responses by Michael Franke, Director, LD Diesel and Commercial Engines, FEV North America, Inc.
What advancements does FEV foresee in electric and hybrid propulsion technology within the coming year?
We expect to see a continuous increase in electrification and hybridization of off-highway powertrains. The market penetration might not be very steep, but continuous. The solutions will be as diverse as off-highway applications considering power ratings from below 56 kW to above 500 kW and applications like agriculture, construction and other industrial machines. However, all aim at improved fuel efficiency to reduce cost of ownership and perhaps future GHG requirements. Hybridization applies to machines with consistent duty cycles including phases allowing energy recovery. Hydraulic hybrid technology has superior capabilities with regards to fast and highly efficient energy recovery. Good application examples are excavators, wheel loaders and machines with rapid change of vehicle motion as part of the working cycle. Fuel efficiency improvements can also be achieved through electrification technologies. Electrical driven auxiliaries allow parasitic load management (e.g. radiator fan) and short term power boost capability.
The technology options for hybridization and electrification are manifold and so are the duty cycles of off-highway powertrains. Intensive CAE simulations under consideration of the complete load and operation cycle are required to determine the optimized configuration of a particular application.
Are there certain types of systems or technologies FEV anticipates more of its engineering focus will be placed in the coming year?
Over the past 4+ years, Tier 4 solutions have been developed and are introduced into the off-highway market. The powertrain engineering focus will shift to new targets. Product cost reduction and improvements in fuel and DEF efficiency are on the agenda as well as product globalization strategies. Powertrain modularization is a big theme to tailor global products for regional requirements in an economical way.
What will be “the next big thing” in engine design?

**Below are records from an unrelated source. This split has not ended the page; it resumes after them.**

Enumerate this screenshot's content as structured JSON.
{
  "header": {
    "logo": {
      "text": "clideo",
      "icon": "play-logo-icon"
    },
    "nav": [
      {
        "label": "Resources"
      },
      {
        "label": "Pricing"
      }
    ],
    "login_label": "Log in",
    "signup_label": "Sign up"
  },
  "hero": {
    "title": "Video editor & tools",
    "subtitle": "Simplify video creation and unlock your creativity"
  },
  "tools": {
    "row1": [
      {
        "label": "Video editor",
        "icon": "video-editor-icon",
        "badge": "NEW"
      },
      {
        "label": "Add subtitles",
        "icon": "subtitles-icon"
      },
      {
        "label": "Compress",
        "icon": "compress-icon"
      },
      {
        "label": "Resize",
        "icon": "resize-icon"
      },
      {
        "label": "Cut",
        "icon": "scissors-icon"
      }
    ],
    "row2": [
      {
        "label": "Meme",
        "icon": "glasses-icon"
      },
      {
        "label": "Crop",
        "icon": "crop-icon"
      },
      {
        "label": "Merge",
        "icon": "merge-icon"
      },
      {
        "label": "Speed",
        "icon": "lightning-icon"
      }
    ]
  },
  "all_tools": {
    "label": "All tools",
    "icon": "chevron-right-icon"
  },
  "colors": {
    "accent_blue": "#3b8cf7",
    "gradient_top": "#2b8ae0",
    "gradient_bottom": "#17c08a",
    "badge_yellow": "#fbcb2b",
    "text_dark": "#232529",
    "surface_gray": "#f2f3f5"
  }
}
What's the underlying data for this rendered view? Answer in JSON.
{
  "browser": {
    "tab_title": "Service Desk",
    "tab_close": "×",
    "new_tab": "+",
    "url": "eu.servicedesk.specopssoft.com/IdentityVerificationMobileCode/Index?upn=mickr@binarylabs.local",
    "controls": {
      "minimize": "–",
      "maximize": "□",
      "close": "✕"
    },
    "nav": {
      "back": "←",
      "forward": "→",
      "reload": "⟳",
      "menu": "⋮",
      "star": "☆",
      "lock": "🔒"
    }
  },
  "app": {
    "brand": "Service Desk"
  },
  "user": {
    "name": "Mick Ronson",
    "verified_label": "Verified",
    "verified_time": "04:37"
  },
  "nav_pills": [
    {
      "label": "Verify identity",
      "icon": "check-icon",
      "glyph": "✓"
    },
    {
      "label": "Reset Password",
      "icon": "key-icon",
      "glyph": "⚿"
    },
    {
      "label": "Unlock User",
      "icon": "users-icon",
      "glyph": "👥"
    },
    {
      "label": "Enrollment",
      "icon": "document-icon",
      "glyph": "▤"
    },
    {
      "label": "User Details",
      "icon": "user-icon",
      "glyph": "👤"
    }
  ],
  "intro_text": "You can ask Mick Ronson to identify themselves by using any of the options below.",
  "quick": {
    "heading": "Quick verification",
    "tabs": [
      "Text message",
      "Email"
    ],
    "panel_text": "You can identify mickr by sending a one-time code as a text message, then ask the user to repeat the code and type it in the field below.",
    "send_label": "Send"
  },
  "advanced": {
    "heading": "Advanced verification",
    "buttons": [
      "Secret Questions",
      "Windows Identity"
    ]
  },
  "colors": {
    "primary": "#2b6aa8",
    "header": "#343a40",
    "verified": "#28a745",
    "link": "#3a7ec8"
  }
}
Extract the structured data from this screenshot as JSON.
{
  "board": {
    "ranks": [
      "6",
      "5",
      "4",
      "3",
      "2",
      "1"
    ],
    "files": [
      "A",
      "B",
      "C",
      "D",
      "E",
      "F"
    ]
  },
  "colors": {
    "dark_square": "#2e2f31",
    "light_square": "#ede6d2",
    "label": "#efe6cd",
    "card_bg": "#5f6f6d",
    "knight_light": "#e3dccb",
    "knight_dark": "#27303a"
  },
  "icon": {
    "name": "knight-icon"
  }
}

Yes, we certainly foresee an increase of natural gas engines in off-highway applications, particular for high fuel consumers such as engines driving mechanical pumps, locomotives or power generation. The market penetration is somewhat controlled by the expansion of the fuel supply infrastructure. Dual fuel engines with gas fumigation technology are a transitional solution, as they allow operation with 100% Diesel fuel as well as gas substitution up to approximately 80% to reduce fuel cost. In the more distant future we expect to see a stronger penetration of true gas engine technologies in off-highway machines. However, besides the fuel supply infrastructure also the on-vehicle fuel energy storage must be considered. Compressed natural gas requires approx. 6 times larger fuel tanks compared to Diesel fuel to carry the same energy. This plus re-fueling cycle requirements may prohibit the introduction of natural gas in some off-highway applications.